The aircraft’s electronic surveillance systems can detect ground and air threats in advance and provide early warnings. The E-2C Hawkeye’s ability to perform well in darkness and in almost any weather makes it especially useful and reliable in difficult conditions.
Though the E-2C Hawkeye first entered service in 1973, it has received numerous upgrades to keep it up-to-date and operational. Upgraded parts have included radar displays, engines, and propellers as well as the passive and active sensors. Continuous upgrades are expected well into the future for the E-2C Hawkeye.
In 2011, the Advanced Hawkeye (AHE) is expected to enter naval service, but will likely not replace the E-2C completely. The AHE aircraft’s design is based on the E-2C Hawkeye but it will have more advanced radar and an improved threat warning system, target detection, and surveillance capabilities.
Besides the United States, the French Navy, Egyptian Air Force, Republic of Singapore Air Force, Japanese Self Defense Air Force, and the Taiwan Air Force all fly the E-2C Hawkeye.
Maximum speed: 338 knots
Cruise speed: 268 knots
Range: 1,300 nautical miles
Length: 57′ 6″
Wingspan: 80′ 7″
Height: 18′ 3.75″
Maximum weight: 54,426 lbs
Engine(s): Two Allison T56-A-427/A turboprop engines (5,100 ESHP each)

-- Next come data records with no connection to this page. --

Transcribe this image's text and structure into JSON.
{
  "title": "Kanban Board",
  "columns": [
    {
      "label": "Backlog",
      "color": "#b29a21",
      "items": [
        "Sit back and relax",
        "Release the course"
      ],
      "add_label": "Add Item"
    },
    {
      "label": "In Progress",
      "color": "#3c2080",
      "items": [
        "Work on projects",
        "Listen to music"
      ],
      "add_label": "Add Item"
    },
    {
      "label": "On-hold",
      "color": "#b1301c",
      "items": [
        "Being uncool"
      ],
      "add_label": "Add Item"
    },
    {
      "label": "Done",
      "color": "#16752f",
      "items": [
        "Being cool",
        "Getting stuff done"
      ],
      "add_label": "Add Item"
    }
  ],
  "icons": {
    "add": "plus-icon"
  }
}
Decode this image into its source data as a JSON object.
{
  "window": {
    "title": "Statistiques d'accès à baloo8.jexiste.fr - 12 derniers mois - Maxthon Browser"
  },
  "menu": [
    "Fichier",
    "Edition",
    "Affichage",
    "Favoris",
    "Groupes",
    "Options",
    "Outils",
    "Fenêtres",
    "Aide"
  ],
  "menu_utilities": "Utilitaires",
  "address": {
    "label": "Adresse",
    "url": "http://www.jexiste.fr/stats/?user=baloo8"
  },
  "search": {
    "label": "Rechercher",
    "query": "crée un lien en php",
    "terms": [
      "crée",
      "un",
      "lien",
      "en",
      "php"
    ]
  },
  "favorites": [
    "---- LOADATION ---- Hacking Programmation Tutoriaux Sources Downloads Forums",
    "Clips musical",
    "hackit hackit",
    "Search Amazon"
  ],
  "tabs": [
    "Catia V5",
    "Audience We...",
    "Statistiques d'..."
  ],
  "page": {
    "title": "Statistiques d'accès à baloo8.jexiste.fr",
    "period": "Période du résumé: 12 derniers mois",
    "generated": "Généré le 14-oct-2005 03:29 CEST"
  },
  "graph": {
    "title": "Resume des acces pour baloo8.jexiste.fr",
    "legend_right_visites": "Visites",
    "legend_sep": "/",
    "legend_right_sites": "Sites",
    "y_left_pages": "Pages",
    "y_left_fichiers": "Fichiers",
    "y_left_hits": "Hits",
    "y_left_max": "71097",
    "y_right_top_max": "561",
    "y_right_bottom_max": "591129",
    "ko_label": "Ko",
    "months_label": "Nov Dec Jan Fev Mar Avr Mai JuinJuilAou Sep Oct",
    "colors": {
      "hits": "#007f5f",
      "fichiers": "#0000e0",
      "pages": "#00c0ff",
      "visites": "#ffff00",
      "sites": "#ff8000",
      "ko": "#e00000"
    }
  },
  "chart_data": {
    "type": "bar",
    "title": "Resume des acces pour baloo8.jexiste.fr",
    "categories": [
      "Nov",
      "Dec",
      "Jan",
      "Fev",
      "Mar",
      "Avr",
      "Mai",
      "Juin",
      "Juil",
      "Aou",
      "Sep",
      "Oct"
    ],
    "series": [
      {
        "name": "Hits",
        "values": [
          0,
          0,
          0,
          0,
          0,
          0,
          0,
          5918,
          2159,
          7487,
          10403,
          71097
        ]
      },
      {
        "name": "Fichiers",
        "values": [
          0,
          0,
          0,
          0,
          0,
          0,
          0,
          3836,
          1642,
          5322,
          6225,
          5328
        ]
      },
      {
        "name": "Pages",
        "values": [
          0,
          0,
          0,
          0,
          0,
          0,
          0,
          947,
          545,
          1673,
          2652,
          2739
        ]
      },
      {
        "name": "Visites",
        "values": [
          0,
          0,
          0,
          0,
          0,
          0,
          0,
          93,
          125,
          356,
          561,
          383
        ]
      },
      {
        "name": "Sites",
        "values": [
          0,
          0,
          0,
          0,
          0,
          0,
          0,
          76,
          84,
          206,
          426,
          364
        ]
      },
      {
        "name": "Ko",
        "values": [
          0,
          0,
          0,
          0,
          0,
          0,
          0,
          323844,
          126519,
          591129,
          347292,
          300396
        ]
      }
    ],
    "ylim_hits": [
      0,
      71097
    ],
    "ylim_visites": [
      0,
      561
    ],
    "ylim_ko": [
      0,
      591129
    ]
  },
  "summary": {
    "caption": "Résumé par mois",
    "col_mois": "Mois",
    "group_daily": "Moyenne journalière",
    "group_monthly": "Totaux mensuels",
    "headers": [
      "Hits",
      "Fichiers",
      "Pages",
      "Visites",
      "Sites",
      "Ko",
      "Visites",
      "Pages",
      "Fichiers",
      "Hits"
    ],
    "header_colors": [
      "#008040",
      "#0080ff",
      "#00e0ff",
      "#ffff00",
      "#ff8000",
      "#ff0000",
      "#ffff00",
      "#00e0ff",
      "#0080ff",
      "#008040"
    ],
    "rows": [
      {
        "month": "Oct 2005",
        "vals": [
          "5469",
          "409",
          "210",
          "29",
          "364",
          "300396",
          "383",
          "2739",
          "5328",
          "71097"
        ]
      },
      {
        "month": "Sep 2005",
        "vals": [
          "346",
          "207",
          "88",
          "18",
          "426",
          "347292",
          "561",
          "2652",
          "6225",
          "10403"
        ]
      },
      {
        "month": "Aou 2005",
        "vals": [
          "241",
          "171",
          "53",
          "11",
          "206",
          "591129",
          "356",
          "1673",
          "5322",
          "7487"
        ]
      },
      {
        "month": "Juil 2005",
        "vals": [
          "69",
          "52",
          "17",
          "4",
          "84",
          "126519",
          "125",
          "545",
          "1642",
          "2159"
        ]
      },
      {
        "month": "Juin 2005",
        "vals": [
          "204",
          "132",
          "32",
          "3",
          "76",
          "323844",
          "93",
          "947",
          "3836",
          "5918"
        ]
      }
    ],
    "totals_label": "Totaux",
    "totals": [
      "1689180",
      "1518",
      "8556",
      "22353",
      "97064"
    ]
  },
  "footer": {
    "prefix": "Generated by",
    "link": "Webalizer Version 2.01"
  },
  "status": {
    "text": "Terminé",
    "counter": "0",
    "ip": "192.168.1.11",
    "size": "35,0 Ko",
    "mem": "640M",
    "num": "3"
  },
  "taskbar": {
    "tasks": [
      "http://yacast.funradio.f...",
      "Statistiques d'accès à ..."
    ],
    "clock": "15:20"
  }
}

Armament: Surveillance equipment and systems only
Contractor: Northrop Grumman